[2] Short-Interval Averages of Sums of Fourier Coefficients of Cusp Forms (Joint work with Thomas Hulse, Chan Ieong Kuan, and David Lowry-Duda)

A `classical conjecture’ states that the coefficients of a weight-holomorphic cusp form f(z) = \sum a(n) e(nz) should satisfy

\displaystyle S_f(X) := \sum_{n \leq X} a(n) \ll X^{\frac{k-1}{2}+\frac{1}{4}+\epsilon}.

In this paper, we use the analytic properties of series introduced in (1) to prove that this conjecture holds in mean-square over short intervals of the form [X, X + X^{\frac{2}{3}+\epsilon}].  This improves work of Jutila, who proved an analogous result with exponent 3/4.

[3] Sign Changes of Coefficients and Sums of Coefficients of L-Functions (Joint work with Thomas Hulse, Chan Ieong Kuan, and David Lowry-Duda)

Meher-Murty give an axiomatization for detecting sign changes of coefficient series in short intervals of the form [X, X+X^\alpha].  In this paper, we generalize this axiomatization in various ways, eg. when the coefficient series represents the Fourier coefficients of an  L-function.  Building upon prior work, we show that the sums of coefficients of cusp forms experience sign changes in short intervals.  (Note that sign changes for partial sums imply sign changes for individual coefficients.)

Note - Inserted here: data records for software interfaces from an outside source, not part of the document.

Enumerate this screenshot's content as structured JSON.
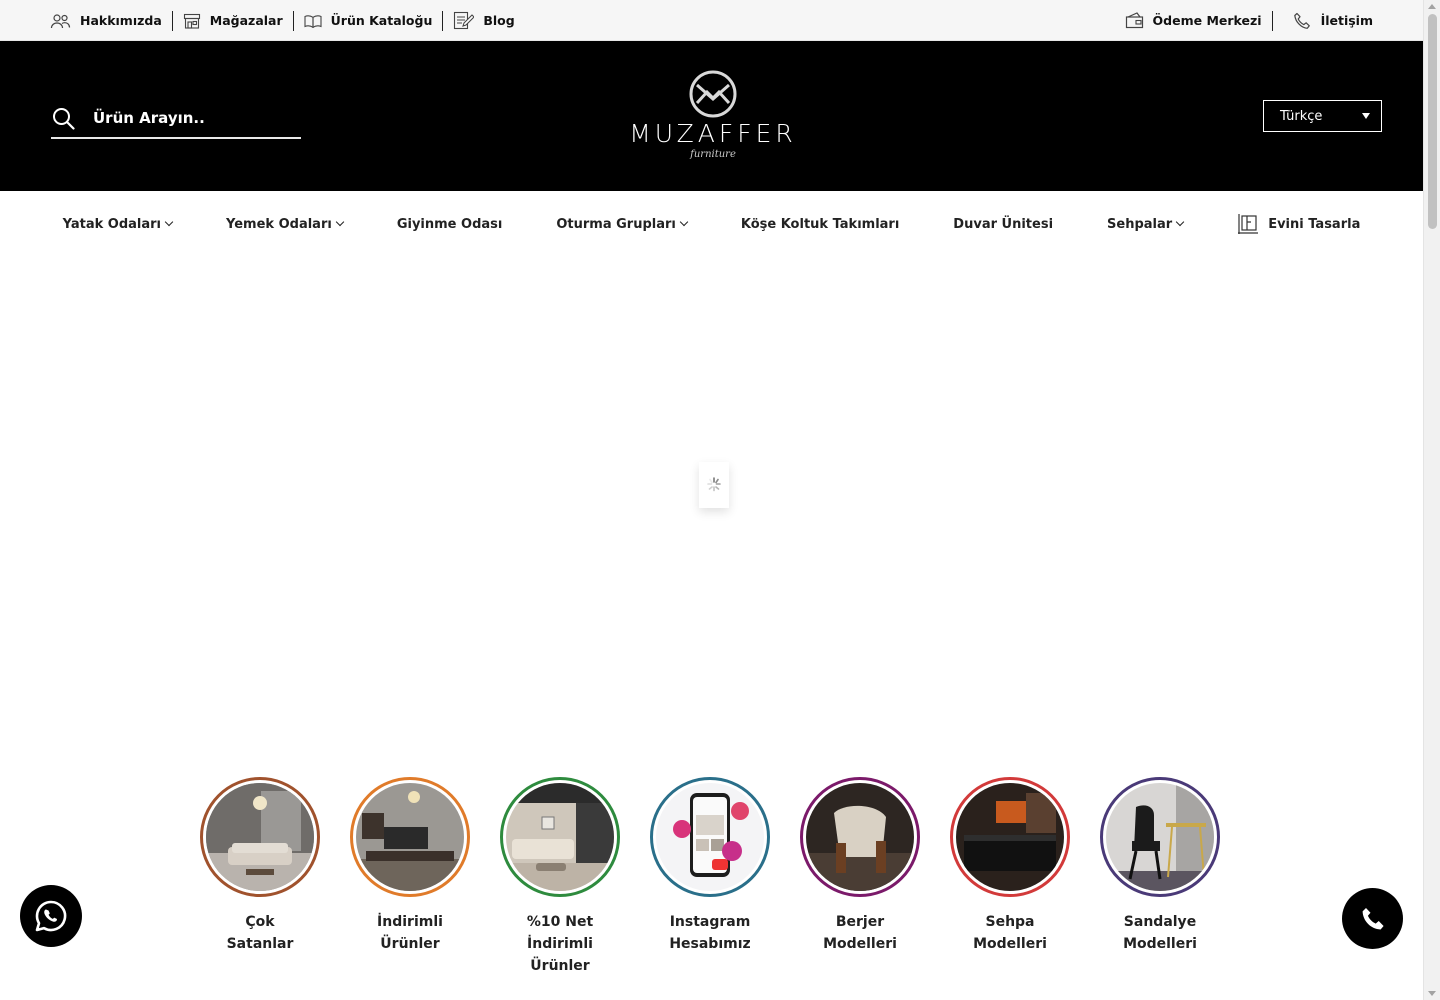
{
  "topbar": {
    "left_links": [
      {
        "label": "Hakkımızda",
        "icon": "people-icon"
      },
      {
        "label": "Mağazalar",
        "icon": "store-icon"
      },
      {
        "label": "Ürün Kataloğu",
        "icon": "book-icon"
      },
      {
        "label": "Blog",
        "icon": "edit-note-icon"
      }
    ],
    "right_links": [
      {
        "label": "Ödeme Merkezi",
        "icon": "payment-icon"
      },
      {
        "label": "İletişim",
        "icon": "phone-icon"
      }
    ]
  },
  "header": {
    "search_placeholder": "Ürün Arayın..",
    "logo_text": "MUZAFFER",
    "logo_subtext": "furniture",
    "language": "Türkçe"
  },
  "nav": {
    "items": [
      {
        "label": "Yatak Odaları",
        "has_dropdown": true
      },
      {
        "label": "Yemek Odaları",
        "has_dropdown": true
      },
      {
        "label": "Giyinme Odası",
        "has_dropdown": false
      },
      {
        "label": "Oturma Grupları",
        "has_dropdown": true
      },
      {
        "label": "Köşe Koltuk Takımları",
        "has_dropdown": false
      },
      {
        "label": "Duvar Ünitesi",
        "has_dropdown": false
      },
      {
        "label": "Sehpalar",
        "has_dropdown": true
      },
      {
        "label": "Evini Tasarla",
        "has_dropdown": false,
        "icon": "room-design-icon"
      }
    ]
  },
  "stories": [
    {
      "line1": "Çok",
      "line2": "Satanlar",
      "ring_color": "#a0522d"
    },
    {
      "line1": "İndirimli Ürünler",
      "line2": "",
      "ring_color": "#e07b2a"
    },
    {
      "line1": "%10 Net İndirimli",
      "line2": "Ürünler",
      "ring_color": "#2e8b3e"
    },
    {
      "line1": "Instagram",
      "line2": "Hesabımız",
      "ring_color": "#2a6f8a"
    },
    {
      "line1": "Berjer",
      "line2": "Modelleri",
      "ring_color": "#7b1a6a"
    },
    {
      "line1": "Sehpa",
      "line2": "Modelleri",
      "ring_color": "#d23a3a"
    },
    {
      "line1": "Sandalye",
      "line2": "Modelleri",
      "ring_color": "#4a3a78"
    }
  ],
  "floating": {
    "whatsapp_icon": "whatsapp-icon",
    "phone_icon": "phone-icon"
  }
}
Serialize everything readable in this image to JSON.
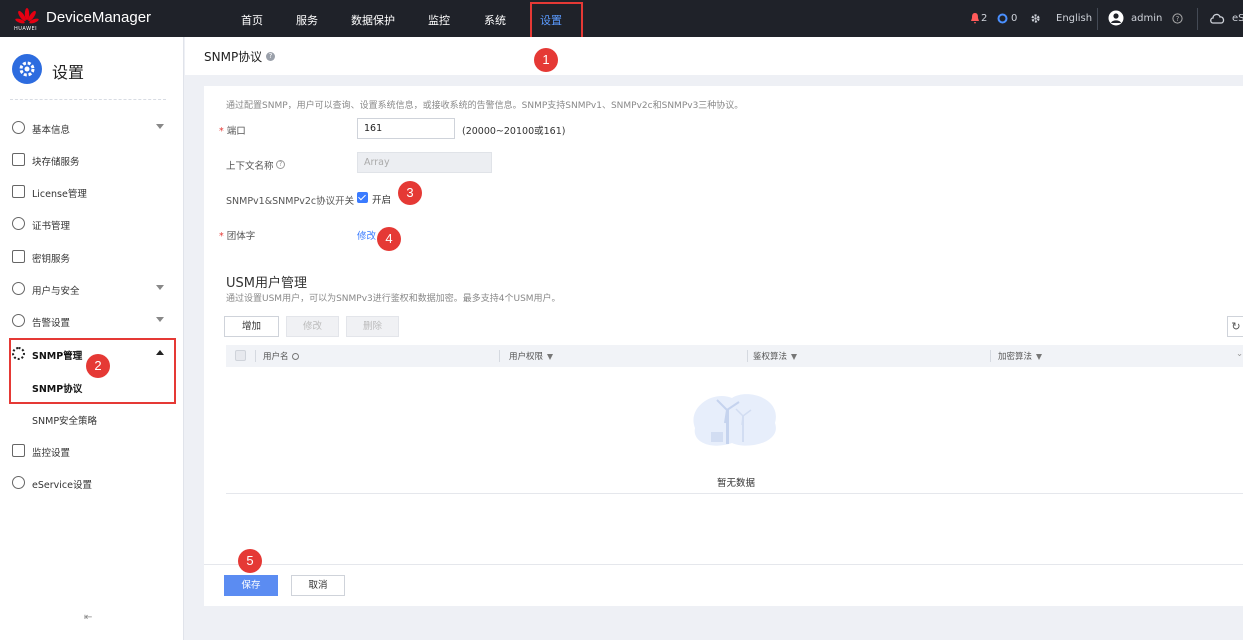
{
  "header": {
    "logo_text": "HUAWEI",
    "brand": "DeviceManager",
    "nav": [
      "首页",
      "服务",
      "数据保护",
      "监控",
      "系统",
      "设置"
    ],
    "alarm_count": "2",
    "task_count": "0",
    "language": "English",
    "user": "admin",
    "cloud_text": "eS"
  },
  "sidebar": {
    "title": "设置",
    "items": [
      {
        "label": "基本信息"
      },
      {
        "label": "块存储服务"
      },
      {
        "label": "License管理"
      },
      {
        "label": "证书管理"
      },
      {
        "label": "密钥服务"
      },
      {
        "label": "用户与安全"
      },
      {
        "label": "告警设置"
      },
      {
        "label": "SNMP管理"
      },
      {
        "label": "监控设置"
      },
      {
        "label": "eService设置"
      }
    ],
    "sub_items": [
      "SNMP协议",
      "SNMP安全策略"
    ]
  },
  "page": {
    "title": "SNMP协议",
    "description": "通过配置SNMP，用户可以查询、设置系统信息，或接收系统的告警信息。SNMP支持SNMPv1、SNMPv2c和SNMPv3三种协议。",
    "port_label": "端口",
    "port_value": "161",
    "port_range": "(20000~20100或161)",
    "context_label": "上下文名称",
    "context_placeholder": "Array",
    "switch_label": "SNMPv1&SNMPv2c协议开关",
    "switch_text": "开启",
    "community_label": "团体字",
    "community_link": "修改"
  },
  "usm": {
    "title": "USM用户管理",
    "description": "通过设置USM用户，可以为SNMPv3进行鉴权和数据加密。最多支持4个USM用户。",
    "buttons": {
      "add": "增加",
      "modify": "修改",
      "delete": "删除"
    },
    "columns": [
      "用户名",
      "用户权限",
      "鉴权算法",
      "加密算法"
    ],
    "empty_text": "暂无数据"
  },
  "footer": {
    "save": "保存",
    "cancel": "取消"
  },
  "badges": [
    "1",
    "2",
    "3",
    "4",
    "5"
  ],
  "colors": {
    "topbar": "#1f2229",
    "accent": "#3a7bff",
    "highlight": "#e53935",
    "primary_button": "#5b8cf2"
  }
}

[4] Graphs of Large Girth and Surfaces of Large Systole (Joint work with Bram Petri)

In this paper, we consider the problem of construction graphs with no short loops (ie. graphs of large girth) and surfaces with no short (homotopically non-trivial) loops (ie. surfaces of large systole).  Our construction of the former makes use of an arithmetic lemma on the number of \mathrm{SL}_2(\mathbb{Z}) matrices of small trace.  This paper is similar in scope to work of Lubotzky, Philips, and Sarnak, who showed that the arithmetic properties of a different class of graphs (Ramanujan graphs) can produce similar results.  (More information about this paper can be found in this post.)

[5] Arithmetic Properties of Picard-Fuchs Equations and Holonomic Recurrences (Joint work with Zane Kun Li)